Magic cheese scam stinks up rural Chilean town
CANTAUCO, Chile (Reuters) – It was supposed to be a magic recipe for instant riches, but instead hundreds of residents in this sleepy town in central Chile are up in arms over a "magic cheese" scam that has left many deep in debt.
Chilean housewife Erica Pavez was one of around 300 residents taken in by the pyramid scheme, buying kits to make "magic cheese" said to be used in beauty products like luxury shampoo and moisturizers.
Lured by the scheme, Pavez and her family spent about 25 million pesos (27, 745 pounds)) on the kits, which they believed contained special ingredients to produce the "magic cheese" but in fact turned out to be boxes of crystallized bacteria worth around $4 each (2.7 pounds). The kits cost nearly $400 a piece.

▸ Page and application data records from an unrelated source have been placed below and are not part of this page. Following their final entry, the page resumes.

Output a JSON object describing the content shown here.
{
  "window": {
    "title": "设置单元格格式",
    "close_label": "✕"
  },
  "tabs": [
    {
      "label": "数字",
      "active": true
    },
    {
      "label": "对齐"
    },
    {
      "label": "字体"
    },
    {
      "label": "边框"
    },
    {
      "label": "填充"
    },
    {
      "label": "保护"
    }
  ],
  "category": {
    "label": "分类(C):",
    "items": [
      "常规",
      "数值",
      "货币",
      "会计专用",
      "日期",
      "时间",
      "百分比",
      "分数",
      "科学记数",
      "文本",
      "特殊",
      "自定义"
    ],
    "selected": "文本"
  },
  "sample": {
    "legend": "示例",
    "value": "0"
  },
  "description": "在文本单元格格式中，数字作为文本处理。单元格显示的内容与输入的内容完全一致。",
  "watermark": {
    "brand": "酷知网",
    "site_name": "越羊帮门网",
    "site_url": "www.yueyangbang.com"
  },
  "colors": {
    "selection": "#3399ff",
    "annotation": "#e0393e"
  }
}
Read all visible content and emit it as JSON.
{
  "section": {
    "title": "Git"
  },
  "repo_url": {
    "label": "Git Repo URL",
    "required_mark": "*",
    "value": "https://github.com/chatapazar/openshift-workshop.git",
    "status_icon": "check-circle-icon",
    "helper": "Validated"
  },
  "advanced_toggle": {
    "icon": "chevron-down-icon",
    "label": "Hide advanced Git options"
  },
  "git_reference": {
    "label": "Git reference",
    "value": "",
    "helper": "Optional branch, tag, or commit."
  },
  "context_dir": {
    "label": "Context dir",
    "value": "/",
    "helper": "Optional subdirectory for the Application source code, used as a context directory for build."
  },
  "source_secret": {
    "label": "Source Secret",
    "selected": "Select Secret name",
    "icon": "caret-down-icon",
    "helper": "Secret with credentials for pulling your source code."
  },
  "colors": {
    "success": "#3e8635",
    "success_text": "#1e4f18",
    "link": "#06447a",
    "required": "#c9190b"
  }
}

"We are modest people here, casual workers and we got more and more into debt so that we could get into the business," she told Reuters as she prepared to file her claim with visiting French investigator and examining magistrate Sylvie Gagnard.
"I am very disappointed," she said in tiny Cantauco, 75 miles south of the capital Santiago. "We have nothing."

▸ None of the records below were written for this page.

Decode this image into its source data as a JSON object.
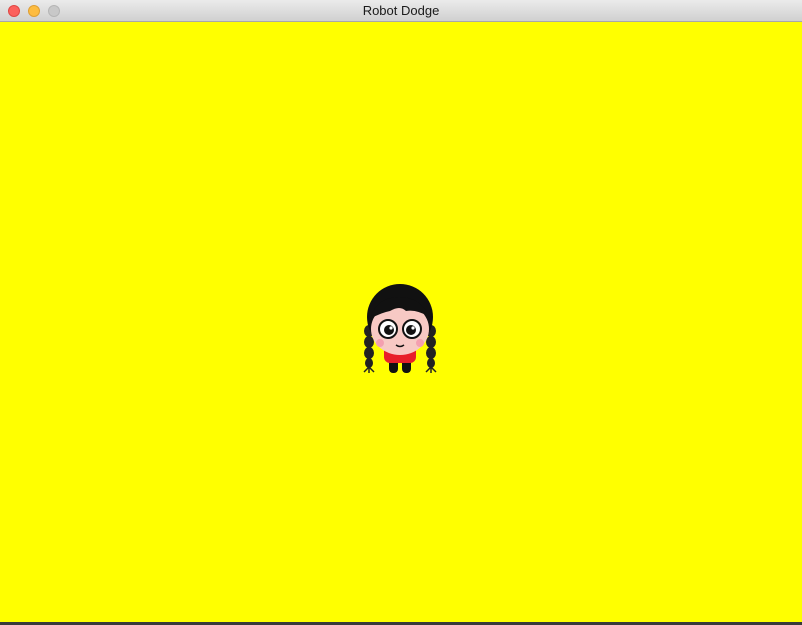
{
  "window": {
    "title": "Robot Dodge"
  },
  "game": {
    "background_color": "#ffff00",
    "player": {
      "icon": "girl-character-icon"
    }
  }
}
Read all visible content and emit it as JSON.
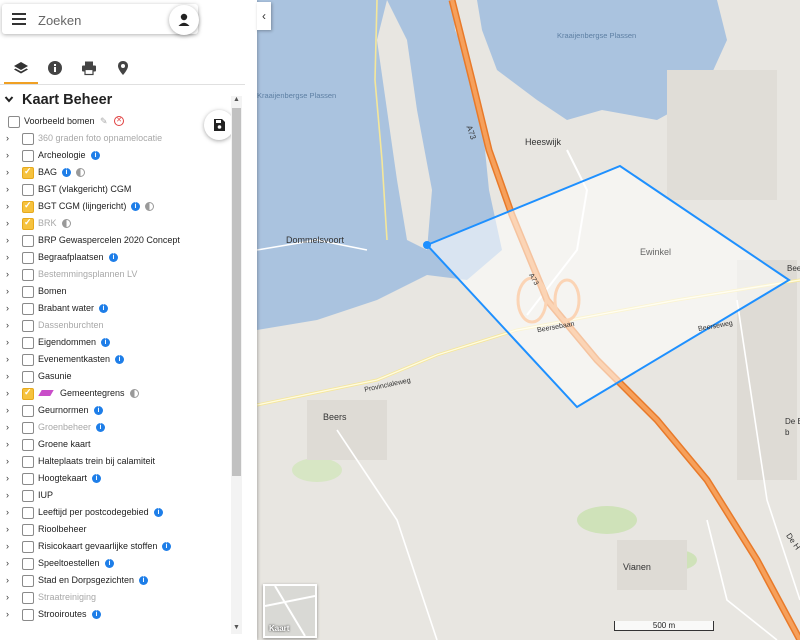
{
  "search": {
    "placeholder": "Zoeken"
  },
  "icons": {
    "menu": "hamburger-icon",
    "user": "user-icon",
    "layers_tab": "layers-icon",
    "info_tab": "info-icon",
    "print_tab": "print-icon",
    "location_tab": "map-pin-icon",
    "save": "floppy-disk-icon",
    "collapse": "chevron-left-icon"
  },
  "colors": {
    "accent": "#f0a023",
    "checkbox_on": "#f6c23e",
    "info_badge": "#1e7ee8",
    "selection_polygon": "#1e90ff",
    "motorway": "#f28f3b",
    "water": "#aac3df"
  },
  "section": {
    "title": "Kaart Beheer"
  },
  "layers": [
    {
      "label": "Voorbeeld bomen",
      "checked": false,
      "disabled": false,
      "expandable": false,
      "extras": [
        "pencil",
        "remove"
      ]
    },
    {
      "label": "360 graden foto opnamelocatie",
      "checked": false,
      "disabled": true,
      "expandable": true,
      "extras": []
    },
    {
      "label": "Archeologie",
      "checked": false,
      "disabled": false,
      "expandable": true,
      "extras": [
        "info"
      ]
    },
    {
      "label": "BAG",
      "checked": true,
      "disabled": false,
      "expandable": true,
      "extras": [
        "info",
        "opacity"
      ]
    },
    {
      "label": "BGT (vlakgericht) CGM",
      "checked": false,
      "disabled": false,
      "expandable": true,
      "extras": []
    },
    {
      "label": "BGT CGM (lijngericht)",
      "checked": true,
      "disabled": false,
      "expandable": true,
      "extras": [
        "info",
        "opacity"
      ]
    },
    {
      "label": "BRK",
      "checked": true,
      "disabled": true,
      "expandable": true,
      "extras": [
        "opacity"
      ]
    },
    {
      "label": "BRP Gewaspercelen 2020 Concept",
      "checked": false,
      "disabled": false,
      "expandable": true,
      "extras": []
    },
    {
      "label": "Begraafplaatsen",
      "checked": false,
      "disabled": false,
      "expandable": true,
      "extras": [
        "info"
      ]
    },
    {
      "label": "Bestemmingsplannen LV",
      "checked": false,
      "disabled": true,
      "expandable": true,
      "extras": []
    },
    {
      "label": "Bomen",
      "checked": false,
      "disabled": false,
      "expandable": true,
      "extras": []
    },
    {
      "label": "Brabant water",
      "checked": false,
      "disabled": false,
      "expandable": true,
      "extras": [
        "info"
      ]
    },
    {
      "label": "Dassenburchten",
      "checked": false,
      "disabled": true,
      "expandable": true,
      "extras": []
    },
    {
      "label": "Eigendommen",
      "checked": false,
      "disabled": false,
      "expandable": true,
      "extras": [
        "info"
      ]
    },
    {
      "label": "Evenementkasten",
      "checked": false,
      "disabled": false,
      "expandable": true,
      "extras": [
        "info"
      ]
    },
    {
      "label": "Gasunie",
      "checked": false,
      "disabled": false,
      "expandable": true,
      "extras": []
    },
    {
      "label": "Gemeentegrens",
      "checked": true,
      "disabled": false,
      "expandable": true,
      "extras": [
        "swatch",
        "opacity"
      ]
    },
    {
      "label": "Geurnormen",
      "checked": false,
      "disabled": false,
      "expandable": true,
      "extras": [
        "info"
      ]
    },
    {
      "label": "Groenbeheer",
      "checked": false,
      "disabled": true,
      "expandable": true,
      "extras": [
        "info"
      ]
    },
    {
      "label": "Groene kaart",
      "checked": false,
      "disabled": false,
      "expandable": true,
      "extras": []
    },
    {
      "label": "Halteplaats trein bij calamiteit",
      "checked": false,
      "disabled": false,
      "expandable": true,
      "extras": []
    },
    {
      "label": "Hoogtekaart",
      "checked": false,
      "disabled": false,
      "expandable": true,
      "extras": [
        "info"
      ]
    },
    {
      "label": "IUP",
      "checked": false,
      "disabled": false,
      "expandable": true,
      "extras": []
    },
    {
      "label": "Leeftijd per postcodegebied",
      "checked": false,
      "disabled": false,
      "expandable": true,
      "extras": [
        "info"
      ]
    },
    {
      "label": "Rioolbeheer",
      "checked": false,
      "disabled": false,
      "expandable": true,
      "extras": []
    },
    {
      "label": "Risicokaart gevaarlijke stoffen",
      "checked": false,
      "disabled": false,
      "expandable": true,
      "extras": [
        "info"
      ]
    },
    {
      "label": "Speeltoestellen",
      "checked": false,
      "disabled": false,
      "expandable": true,
      "extras": [
        "info"
      ]
    },
    {
      "label": "Stad en Dorpsgezichten",
      "checked": false,
      "disabled": false,
      "expandable": true,
      "extras": [
        "info"
      ]
    },
    {
      "label": "Straatreiniging",
      "checked": false,
      "disabled": true,
      "expandable": true,
      "extras": []
    },
    {
      "label": "Strooiroutes",
      "checked": false,
      "disabled": false,
      "expandable": true,
      "extras": [
        "info"
      ]
    }
  ],
  "map": {
    "places": [
      "Heeswijk",
      "Dommelsvoort",
      "Ewinkel",
      "Beers",
      "Vianen"
    ],
    "water_names": [
      "Kraaijenbergse Plassen",
      "Kraaijenbergse Plassen"
    ],
    "roads": [
      "A73",
      "A73",
      "Beersebaan",
      "Provincialeweg",
      "Beerseweg"
    ],
    "edge_labels": [
      "Beers",
      "De B",
      "b",
      "De H"
    ],
    "basemap_label": "Kaart",
    "scale_label": "500 m"
  }
}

She produced the cheese at home following instructions to mix the ingredients with milk and ferment them for two weeks. The small, round cheeses she believed would be turned into expensive beauty products ended up on the scrap heap.
Frenchwoman Gilberte Van Erpe, arrested and placed under investigation in France last year, is suspected of setting up a vast pyramid scheme, telling buyers the fermented mass produced by the kits could be sold to cosmetics companies in France.

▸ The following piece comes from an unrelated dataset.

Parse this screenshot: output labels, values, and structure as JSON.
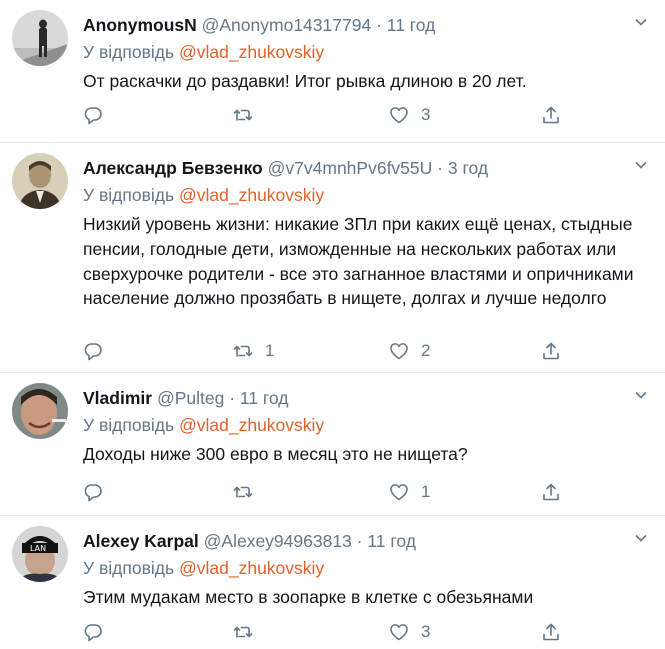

A French newspaper reported Van Erpe made about 30 million euros (26.25 million pounds) from her activities. She could face up to 10 years in prison if convicted.